South Africa needs a rational approach to tech investing, says TechNvst director

Miana NaudeA chronic ICT skills shortage, poor macro-economic conditions and tightening corporate budgets are contributing to a tough operating environment for South African startups and top blue chip enterprises alike, according to Miana Naude, director of TechNvst

TechNvst is a strategic innovation commercialisation partner dedicated to scaling solution integrators through corporate collaboration and facilitating market access.

“The current challenges demand a clear and realistic approach to tech investing that understands how the growth strategies of big business can meaningfully intersect with new and innovative solutions on offer from high-potential startups,” Naude commented.

She added that although well-intentioned, many existing venture capital (VC) models aren’t entirely suitable in certain local and individualised contexts.

Through corporate relationships, TechNvst is set to provide an insight into blue chip enterprises’ growth strategies as well as the various preferences and approaches to digital disruption. By engaging with organisations, the company focuses on identifying opportunities for business solution providers that fit a corporate’s criteria.

Need to create an enabling environment for South African tech startups

South Africa’s ICT skills shortage is a major stumbling block to creating an enabling environment for tech startups, according to Naude. “The most recent JCSE Skills Survey highlights the need for greater collaboration between business leaders and policymakers to develop strategies for growing and retaining digital skills,” she added.

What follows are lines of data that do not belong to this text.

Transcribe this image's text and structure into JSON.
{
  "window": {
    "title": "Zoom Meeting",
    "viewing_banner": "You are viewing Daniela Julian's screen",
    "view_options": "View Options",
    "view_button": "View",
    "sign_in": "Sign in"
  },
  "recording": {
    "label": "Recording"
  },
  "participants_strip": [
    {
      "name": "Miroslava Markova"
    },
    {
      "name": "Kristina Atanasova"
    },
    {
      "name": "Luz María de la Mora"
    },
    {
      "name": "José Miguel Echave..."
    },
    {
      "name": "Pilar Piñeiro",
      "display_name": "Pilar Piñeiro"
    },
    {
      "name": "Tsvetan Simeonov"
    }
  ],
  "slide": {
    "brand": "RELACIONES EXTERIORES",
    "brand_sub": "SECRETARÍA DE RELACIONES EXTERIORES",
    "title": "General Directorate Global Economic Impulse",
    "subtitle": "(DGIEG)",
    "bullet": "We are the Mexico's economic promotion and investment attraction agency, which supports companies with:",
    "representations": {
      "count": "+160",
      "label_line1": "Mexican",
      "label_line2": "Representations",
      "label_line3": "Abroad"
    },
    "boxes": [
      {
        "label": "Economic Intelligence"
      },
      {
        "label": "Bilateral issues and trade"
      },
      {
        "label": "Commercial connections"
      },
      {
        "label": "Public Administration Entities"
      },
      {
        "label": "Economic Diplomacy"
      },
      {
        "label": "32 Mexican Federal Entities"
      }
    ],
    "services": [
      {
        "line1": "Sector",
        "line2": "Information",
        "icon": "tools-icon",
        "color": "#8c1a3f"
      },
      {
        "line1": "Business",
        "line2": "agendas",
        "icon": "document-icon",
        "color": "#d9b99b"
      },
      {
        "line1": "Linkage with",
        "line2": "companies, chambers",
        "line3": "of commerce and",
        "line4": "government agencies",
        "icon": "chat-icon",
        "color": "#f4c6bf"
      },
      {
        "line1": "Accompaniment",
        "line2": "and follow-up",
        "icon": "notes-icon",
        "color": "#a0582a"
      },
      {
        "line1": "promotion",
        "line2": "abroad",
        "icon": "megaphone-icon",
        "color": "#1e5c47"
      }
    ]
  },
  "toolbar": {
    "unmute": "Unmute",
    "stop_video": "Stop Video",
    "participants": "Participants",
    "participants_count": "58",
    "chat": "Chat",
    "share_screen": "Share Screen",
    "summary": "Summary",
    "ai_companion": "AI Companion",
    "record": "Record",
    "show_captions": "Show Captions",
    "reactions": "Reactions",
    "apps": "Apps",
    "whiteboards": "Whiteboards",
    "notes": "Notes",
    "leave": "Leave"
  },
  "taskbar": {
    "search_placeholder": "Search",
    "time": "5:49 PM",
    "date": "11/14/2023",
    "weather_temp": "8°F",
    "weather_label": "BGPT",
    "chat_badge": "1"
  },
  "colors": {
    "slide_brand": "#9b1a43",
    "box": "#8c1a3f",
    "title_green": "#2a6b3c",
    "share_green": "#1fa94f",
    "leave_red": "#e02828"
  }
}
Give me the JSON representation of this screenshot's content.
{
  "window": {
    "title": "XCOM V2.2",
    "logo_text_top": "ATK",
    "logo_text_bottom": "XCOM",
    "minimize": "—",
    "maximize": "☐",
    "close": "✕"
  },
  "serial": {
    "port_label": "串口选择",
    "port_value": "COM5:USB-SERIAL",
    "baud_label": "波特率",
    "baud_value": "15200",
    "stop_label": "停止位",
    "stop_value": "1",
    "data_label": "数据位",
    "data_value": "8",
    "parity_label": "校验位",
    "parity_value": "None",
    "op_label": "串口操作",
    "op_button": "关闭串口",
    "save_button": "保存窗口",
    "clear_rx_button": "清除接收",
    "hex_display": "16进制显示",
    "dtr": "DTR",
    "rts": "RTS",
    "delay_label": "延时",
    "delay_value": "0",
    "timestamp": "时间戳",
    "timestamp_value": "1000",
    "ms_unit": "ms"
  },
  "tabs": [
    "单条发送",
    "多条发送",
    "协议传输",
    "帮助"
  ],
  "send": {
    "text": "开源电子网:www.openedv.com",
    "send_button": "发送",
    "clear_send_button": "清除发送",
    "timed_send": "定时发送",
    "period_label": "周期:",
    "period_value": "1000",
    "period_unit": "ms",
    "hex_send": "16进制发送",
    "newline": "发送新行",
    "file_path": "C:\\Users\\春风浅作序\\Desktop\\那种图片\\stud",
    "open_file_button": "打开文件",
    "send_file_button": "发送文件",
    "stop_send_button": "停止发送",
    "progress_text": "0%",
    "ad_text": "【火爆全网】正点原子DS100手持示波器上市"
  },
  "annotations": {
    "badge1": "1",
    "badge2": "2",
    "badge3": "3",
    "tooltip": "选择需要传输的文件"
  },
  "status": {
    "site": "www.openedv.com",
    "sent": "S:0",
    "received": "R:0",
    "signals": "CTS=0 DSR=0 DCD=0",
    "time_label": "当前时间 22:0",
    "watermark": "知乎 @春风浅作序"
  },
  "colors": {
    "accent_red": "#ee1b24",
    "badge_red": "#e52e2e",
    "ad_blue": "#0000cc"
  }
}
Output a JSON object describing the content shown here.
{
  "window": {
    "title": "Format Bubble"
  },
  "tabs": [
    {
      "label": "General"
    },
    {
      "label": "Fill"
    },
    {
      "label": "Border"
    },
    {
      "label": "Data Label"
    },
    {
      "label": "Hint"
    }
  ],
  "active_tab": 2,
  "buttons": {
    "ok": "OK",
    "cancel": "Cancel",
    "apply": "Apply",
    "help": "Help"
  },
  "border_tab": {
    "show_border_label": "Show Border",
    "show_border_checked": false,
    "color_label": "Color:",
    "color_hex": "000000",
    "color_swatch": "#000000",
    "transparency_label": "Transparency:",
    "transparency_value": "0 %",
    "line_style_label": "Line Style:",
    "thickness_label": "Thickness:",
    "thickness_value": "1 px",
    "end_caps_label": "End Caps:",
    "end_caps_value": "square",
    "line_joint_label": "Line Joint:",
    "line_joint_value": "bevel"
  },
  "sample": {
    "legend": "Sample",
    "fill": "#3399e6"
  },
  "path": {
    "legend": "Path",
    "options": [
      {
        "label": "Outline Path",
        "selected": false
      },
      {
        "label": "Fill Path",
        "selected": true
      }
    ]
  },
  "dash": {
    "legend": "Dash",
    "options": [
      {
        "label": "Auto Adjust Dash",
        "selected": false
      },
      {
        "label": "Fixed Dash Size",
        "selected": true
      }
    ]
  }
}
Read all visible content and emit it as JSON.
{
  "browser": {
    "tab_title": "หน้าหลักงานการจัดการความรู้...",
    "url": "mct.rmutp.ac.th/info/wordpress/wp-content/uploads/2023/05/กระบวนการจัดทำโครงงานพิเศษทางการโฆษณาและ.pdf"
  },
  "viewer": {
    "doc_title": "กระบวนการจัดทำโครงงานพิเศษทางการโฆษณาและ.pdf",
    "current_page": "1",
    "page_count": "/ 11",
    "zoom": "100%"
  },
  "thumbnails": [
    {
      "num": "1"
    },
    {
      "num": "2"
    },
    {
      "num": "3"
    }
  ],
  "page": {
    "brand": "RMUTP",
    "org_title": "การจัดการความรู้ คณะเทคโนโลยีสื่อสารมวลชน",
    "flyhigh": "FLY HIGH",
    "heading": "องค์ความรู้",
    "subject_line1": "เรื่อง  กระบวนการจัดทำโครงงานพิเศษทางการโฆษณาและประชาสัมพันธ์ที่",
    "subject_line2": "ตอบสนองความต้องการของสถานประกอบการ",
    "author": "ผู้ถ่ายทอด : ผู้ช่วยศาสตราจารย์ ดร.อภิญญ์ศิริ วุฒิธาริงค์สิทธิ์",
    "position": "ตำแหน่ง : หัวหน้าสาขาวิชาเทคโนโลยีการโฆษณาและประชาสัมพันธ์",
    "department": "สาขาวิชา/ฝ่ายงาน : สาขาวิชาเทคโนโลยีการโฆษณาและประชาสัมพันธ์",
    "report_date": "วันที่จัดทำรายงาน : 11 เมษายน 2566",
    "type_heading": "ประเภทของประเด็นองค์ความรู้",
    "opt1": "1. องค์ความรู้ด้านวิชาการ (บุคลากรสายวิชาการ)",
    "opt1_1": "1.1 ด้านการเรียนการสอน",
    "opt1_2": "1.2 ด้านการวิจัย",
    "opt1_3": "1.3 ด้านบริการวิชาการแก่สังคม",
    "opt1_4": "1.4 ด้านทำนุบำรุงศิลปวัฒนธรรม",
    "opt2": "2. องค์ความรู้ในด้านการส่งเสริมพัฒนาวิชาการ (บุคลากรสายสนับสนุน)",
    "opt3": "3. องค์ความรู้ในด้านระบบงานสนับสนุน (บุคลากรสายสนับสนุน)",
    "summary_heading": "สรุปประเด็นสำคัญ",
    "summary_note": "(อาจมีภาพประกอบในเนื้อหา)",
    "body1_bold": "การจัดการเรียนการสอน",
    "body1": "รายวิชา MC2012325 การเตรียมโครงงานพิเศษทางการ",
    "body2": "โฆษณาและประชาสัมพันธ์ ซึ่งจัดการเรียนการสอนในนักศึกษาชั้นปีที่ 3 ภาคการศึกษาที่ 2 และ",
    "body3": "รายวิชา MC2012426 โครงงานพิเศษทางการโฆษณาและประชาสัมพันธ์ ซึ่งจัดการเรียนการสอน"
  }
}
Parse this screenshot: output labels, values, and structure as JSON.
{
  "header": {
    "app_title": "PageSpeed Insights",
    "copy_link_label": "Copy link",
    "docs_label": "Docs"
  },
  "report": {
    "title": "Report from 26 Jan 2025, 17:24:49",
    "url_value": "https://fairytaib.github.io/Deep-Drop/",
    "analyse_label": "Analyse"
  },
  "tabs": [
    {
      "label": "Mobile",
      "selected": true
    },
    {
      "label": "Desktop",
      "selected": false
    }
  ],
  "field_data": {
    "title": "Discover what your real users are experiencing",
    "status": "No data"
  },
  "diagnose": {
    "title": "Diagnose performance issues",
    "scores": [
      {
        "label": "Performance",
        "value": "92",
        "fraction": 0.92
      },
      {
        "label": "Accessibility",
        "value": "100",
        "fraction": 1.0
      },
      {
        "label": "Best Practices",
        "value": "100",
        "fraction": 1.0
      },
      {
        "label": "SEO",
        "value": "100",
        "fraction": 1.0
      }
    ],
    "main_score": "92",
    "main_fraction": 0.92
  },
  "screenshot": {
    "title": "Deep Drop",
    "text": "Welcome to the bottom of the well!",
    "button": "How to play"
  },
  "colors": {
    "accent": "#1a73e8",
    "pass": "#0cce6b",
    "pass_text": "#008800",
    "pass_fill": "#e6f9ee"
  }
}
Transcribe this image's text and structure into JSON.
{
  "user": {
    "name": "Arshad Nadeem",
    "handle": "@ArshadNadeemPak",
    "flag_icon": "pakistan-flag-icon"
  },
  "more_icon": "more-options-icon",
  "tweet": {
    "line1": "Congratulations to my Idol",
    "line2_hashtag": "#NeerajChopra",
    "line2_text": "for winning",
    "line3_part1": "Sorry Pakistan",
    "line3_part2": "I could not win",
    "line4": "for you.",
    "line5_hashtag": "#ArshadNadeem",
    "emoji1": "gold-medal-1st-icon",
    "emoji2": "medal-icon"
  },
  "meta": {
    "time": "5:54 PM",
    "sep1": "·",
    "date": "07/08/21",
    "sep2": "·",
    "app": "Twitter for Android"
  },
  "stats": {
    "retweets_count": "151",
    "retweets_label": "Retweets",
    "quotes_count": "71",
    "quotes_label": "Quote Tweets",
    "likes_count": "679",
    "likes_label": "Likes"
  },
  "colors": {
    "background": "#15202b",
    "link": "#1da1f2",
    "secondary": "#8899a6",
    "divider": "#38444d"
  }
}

The report has focused on how the Fourth Industrial Revolution (4IR) terminology is used as catchphrase referring to all aspects of digital adoption and transformation.

“We see a lot of mistakes being made with respect to thinking about and implementing digital transformation strategies,” added Naude. “In far too many instances, digital transformation is viewed as requiring a total top to bottom overhaul of business processes and practices, instead of a far more realistic approach that prioritises making meaningful and sustainable improvements that deliver measurable benefits over time.”

Much more to be done in South African tech investing space

According to Naude, in addition to recognising that a one-size-fits-all approach is unlikely to yield good results, much more needs to be done in the South African tech investing space to mentor startups to ensure more successful market introductions. “Support that enables the rapid scaling of startups is as equally important as other considerations like access to appropriate funding and entrepreneurial development.”

According to the annual CB Insights Survey, an international VC database, “Scaling a startup is widely considered the greatest test for entrepreneurs, for good reason. It is a time when the business becomes more complex and meeting client expectations is paramount.”

“By taking a responsible and practical approach to digital transformation and tech investing, more South African businesses will be able to reap the benefits while fostering a spirit of innovation that the country needs to enable the industry to truly flourish.”

twn Are you sure that you want to switch to desktop version?